Sunday is my big reading day because I have time to spend with longer pieces. Sometimes, it feels like a chore. Other times — yesterday, for example — it was quite the opposite, thanks to the New York Times’ cover story on Adderall abuse.
This is not a pleasant story to read but a compelling one. It tells the story of a young man who developed an ultimately fatal addiction to Adderall, with the unwitting complicity of at least one physician. Look at how compact this part of the “nut graf” is in the story:
Conversations with friends and family members and a review of detailed medical records depict an intelligent and articulate young man lying to doctor after doctor, physicians issuing hasty diagnoses, and psychiatrists continuing to prescribe medication — even increasing dosages — despite evidence of his growing addiction and psychiatric breakdown.
It performs the dual purpose of suggesting what the story is going to say AND how the reporter went about telling it. It’s an example of how a good nut graf is an act of transparency.
I’d like you to read this story and notice how it’s sourced and organized.

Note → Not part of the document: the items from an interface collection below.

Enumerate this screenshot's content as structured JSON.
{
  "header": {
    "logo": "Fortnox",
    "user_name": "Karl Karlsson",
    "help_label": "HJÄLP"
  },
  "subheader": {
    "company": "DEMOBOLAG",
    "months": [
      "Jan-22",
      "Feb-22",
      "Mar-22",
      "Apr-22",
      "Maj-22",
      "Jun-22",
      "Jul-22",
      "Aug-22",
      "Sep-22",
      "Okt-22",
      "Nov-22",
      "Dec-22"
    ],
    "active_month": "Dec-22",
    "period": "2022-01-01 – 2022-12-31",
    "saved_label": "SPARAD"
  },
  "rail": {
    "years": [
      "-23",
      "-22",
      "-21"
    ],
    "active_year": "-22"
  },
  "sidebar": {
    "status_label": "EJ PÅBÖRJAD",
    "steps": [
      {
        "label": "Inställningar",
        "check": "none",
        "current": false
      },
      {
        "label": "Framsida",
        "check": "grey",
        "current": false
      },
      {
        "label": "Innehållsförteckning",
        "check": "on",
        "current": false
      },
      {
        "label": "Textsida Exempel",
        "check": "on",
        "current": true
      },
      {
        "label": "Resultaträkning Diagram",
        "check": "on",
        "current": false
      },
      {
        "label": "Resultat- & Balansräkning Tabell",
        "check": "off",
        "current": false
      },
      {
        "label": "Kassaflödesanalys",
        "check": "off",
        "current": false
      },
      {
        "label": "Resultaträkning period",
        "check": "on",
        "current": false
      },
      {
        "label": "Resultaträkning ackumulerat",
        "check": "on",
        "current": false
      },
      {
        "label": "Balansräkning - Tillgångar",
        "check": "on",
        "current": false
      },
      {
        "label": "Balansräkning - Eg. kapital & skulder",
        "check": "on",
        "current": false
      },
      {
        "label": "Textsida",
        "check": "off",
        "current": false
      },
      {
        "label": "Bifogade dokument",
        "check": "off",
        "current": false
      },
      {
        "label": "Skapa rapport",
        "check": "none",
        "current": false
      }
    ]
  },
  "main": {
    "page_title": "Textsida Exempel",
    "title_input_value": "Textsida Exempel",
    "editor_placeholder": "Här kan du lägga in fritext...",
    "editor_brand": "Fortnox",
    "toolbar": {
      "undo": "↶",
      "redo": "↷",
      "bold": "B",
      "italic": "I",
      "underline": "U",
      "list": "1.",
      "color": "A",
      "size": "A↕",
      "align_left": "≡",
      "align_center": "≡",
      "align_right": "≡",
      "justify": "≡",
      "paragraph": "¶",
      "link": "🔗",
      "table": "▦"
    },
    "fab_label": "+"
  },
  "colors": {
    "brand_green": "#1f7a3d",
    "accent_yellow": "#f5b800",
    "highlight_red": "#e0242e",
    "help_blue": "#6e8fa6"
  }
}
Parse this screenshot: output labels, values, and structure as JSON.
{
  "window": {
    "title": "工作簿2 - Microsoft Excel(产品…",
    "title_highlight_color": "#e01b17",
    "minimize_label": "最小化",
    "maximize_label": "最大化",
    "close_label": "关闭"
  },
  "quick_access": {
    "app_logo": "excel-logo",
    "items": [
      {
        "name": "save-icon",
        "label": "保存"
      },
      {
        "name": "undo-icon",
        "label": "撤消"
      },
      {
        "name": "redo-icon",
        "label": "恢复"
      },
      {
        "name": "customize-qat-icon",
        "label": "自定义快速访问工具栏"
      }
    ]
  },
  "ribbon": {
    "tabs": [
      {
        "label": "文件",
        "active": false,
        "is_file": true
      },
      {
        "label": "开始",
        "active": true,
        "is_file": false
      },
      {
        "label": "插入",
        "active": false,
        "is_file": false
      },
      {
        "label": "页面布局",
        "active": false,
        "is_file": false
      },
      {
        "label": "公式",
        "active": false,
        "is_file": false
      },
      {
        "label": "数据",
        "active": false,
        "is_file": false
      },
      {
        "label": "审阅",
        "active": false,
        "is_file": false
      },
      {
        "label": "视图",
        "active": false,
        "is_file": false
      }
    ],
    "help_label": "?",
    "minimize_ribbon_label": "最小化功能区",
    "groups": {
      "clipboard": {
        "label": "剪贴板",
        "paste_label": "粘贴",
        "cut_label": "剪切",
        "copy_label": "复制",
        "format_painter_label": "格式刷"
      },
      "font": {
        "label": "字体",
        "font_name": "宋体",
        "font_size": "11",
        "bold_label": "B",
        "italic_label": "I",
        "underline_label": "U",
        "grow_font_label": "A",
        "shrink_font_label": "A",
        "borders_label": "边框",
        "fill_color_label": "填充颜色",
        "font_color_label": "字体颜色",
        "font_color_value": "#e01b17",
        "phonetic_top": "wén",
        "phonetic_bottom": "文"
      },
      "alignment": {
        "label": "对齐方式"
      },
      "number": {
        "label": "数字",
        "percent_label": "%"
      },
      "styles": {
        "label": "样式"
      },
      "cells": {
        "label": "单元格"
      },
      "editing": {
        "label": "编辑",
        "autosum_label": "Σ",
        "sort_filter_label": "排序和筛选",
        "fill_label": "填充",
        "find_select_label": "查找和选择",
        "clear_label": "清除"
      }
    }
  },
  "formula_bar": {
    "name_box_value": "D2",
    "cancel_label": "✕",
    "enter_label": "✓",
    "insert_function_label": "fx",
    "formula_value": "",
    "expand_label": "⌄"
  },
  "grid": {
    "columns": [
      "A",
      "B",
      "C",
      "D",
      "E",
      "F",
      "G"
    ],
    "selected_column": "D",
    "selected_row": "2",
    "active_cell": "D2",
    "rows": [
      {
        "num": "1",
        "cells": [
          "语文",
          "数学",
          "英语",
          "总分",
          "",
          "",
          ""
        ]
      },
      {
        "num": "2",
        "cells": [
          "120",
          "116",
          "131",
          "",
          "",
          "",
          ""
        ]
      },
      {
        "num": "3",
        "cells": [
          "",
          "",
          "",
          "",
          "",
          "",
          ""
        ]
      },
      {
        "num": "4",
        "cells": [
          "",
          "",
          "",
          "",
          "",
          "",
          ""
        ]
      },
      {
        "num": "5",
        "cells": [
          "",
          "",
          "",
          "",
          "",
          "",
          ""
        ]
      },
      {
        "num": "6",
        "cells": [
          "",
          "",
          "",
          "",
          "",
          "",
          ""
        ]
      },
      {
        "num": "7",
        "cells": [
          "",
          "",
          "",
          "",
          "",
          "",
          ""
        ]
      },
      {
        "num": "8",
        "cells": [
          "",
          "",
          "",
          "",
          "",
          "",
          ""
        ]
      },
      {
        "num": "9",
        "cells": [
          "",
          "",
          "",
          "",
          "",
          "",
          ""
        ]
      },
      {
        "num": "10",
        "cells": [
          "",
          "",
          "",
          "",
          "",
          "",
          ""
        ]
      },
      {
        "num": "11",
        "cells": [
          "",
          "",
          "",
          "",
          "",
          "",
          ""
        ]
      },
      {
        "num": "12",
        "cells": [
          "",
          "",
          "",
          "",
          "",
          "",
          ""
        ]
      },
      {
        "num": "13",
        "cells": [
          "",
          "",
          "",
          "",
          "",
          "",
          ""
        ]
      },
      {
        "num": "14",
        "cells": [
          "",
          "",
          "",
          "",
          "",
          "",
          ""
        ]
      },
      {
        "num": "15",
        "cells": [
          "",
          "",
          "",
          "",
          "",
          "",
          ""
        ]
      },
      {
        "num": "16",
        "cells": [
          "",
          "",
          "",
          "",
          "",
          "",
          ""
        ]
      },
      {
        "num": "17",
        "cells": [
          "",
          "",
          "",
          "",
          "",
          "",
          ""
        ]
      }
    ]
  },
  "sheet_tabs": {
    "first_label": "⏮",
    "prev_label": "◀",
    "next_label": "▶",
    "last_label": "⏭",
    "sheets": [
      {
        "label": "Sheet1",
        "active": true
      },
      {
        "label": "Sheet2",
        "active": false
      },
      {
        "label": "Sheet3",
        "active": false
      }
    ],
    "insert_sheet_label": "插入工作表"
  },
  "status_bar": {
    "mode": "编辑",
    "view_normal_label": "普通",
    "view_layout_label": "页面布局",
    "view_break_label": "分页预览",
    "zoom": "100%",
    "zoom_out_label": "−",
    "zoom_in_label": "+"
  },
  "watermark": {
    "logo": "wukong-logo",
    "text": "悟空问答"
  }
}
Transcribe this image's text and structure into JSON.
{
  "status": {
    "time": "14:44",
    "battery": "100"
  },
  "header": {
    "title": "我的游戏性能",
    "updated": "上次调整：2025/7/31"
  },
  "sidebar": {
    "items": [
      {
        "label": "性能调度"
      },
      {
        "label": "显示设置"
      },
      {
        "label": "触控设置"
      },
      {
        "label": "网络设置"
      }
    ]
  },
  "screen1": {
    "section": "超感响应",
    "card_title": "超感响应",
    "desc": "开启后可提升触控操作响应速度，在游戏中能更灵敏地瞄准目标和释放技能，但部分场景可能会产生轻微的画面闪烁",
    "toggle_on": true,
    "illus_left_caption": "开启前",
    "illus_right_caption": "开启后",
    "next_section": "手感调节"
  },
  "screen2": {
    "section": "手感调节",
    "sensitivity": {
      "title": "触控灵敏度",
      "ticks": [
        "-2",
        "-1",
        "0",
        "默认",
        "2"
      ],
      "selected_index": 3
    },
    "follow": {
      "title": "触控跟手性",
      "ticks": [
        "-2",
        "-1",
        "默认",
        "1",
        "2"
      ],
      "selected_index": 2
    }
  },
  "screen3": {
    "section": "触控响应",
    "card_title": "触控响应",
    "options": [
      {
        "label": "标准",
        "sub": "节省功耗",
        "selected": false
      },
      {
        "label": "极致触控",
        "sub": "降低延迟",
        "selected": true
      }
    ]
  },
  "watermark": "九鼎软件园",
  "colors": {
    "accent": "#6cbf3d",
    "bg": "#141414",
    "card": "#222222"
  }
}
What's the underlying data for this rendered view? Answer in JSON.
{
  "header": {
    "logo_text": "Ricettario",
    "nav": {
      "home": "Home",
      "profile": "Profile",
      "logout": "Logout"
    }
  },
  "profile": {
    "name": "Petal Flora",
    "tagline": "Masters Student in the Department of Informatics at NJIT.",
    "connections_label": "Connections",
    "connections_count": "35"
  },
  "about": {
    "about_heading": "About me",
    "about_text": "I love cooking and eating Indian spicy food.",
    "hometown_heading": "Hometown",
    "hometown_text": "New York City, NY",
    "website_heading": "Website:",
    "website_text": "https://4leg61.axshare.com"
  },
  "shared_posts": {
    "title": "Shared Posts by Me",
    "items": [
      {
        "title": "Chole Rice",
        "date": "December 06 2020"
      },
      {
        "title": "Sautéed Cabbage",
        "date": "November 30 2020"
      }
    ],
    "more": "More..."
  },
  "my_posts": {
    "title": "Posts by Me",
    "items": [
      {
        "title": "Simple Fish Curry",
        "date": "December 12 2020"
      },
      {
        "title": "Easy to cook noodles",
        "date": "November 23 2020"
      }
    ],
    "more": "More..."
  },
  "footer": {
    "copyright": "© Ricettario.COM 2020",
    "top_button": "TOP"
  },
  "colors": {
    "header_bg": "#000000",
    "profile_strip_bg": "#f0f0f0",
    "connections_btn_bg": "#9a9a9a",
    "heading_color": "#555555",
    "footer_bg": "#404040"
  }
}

It’s not complicated, really, because it relies heavily on chronology, which can work well when we develop a sense of what to include and what to leave out.
When you’re done reading, please post one word in the comments on this blog post that sums up what this story made you feel.